» **Source records**:
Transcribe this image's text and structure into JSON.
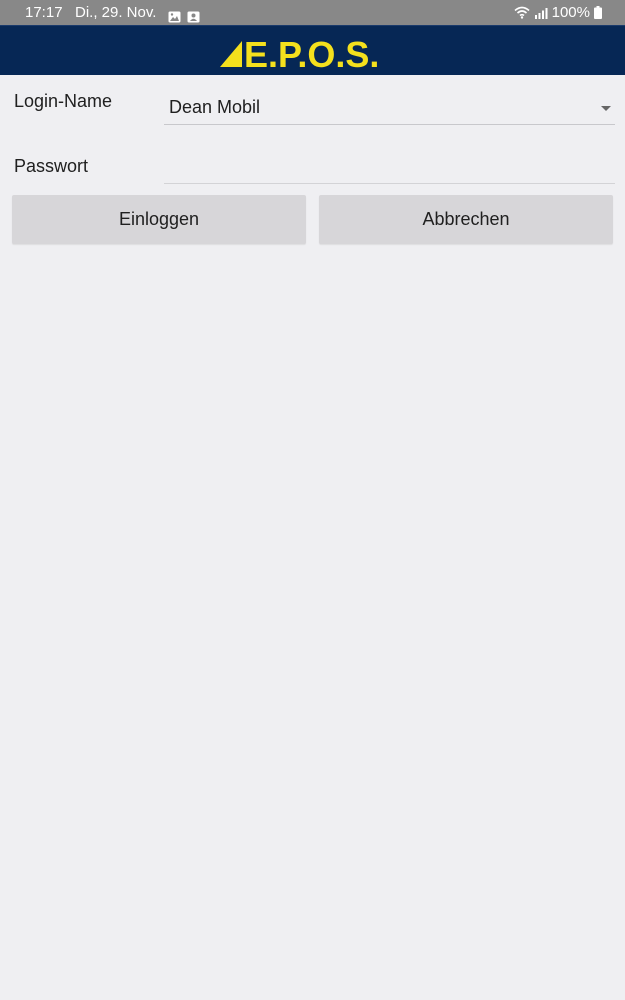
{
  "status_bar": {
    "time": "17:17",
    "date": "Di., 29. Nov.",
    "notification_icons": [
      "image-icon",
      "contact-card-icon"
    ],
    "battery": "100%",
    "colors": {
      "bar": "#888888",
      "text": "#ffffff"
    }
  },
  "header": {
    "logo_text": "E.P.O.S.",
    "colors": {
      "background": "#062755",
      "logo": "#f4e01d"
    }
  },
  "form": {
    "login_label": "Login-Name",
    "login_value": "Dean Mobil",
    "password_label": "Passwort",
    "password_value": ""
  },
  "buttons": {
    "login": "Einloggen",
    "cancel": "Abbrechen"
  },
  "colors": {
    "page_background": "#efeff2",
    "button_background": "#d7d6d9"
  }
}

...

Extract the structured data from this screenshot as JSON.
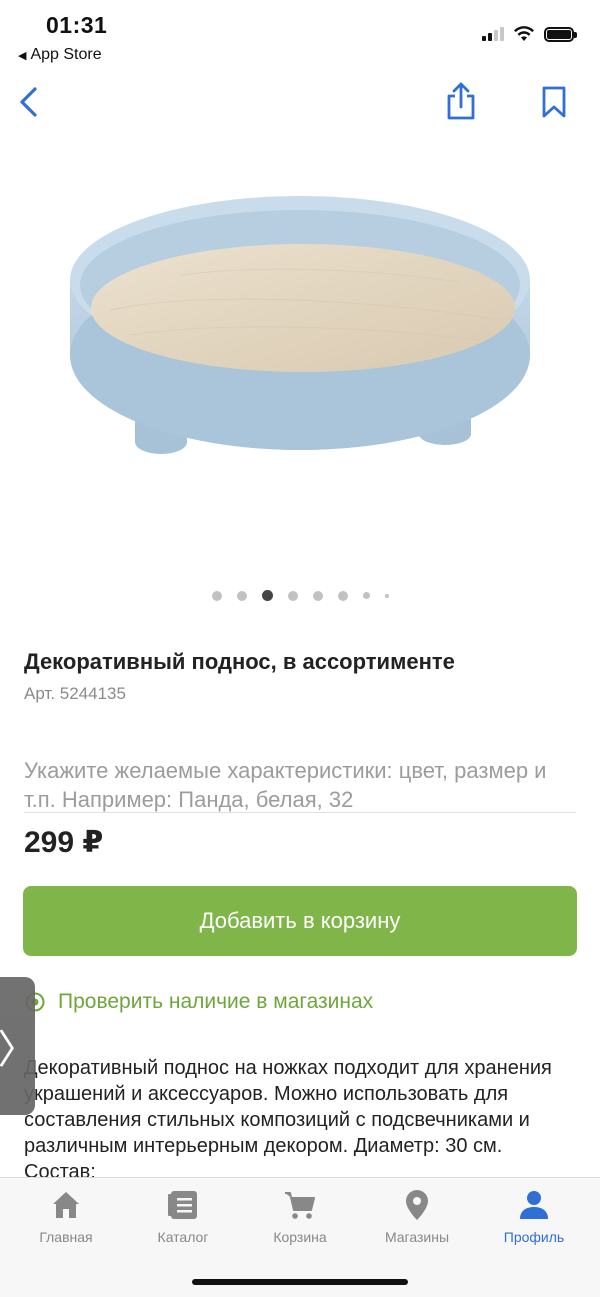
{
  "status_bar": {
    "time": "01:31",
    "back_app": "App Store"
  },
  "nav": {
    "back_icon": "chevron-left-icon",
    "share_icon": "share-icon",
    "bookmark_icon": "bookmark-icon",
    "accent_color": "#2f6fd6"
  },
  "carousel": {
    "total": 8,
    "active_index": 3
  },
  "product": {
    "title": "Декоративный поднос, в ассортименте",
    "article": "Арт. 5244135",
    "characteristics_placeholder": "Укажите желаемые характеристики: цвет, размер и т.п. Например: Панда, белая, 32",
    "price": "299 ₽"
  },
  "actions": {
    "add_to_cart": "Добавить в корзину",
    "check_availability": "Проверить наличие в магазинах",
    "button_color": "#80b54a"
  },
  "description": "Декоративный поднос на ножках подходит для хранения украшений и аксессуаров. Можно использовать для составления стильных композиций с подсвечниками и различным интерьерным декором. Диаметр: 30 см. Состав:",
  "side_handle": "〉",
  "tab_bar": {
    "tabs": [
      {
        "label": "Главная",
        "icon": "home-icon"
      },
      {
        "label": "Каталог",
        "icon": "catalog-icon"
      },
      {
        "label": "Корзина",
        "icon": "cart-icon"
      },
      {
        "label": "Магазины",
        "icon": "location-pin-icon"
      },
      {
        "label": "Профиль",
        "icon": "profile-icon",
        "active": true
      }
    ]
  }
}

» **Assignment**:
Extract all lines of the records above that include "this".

» **Answer**:
Transcribe this image's text and structure into JSON.
Extract the structured data from this screenshot as JSON.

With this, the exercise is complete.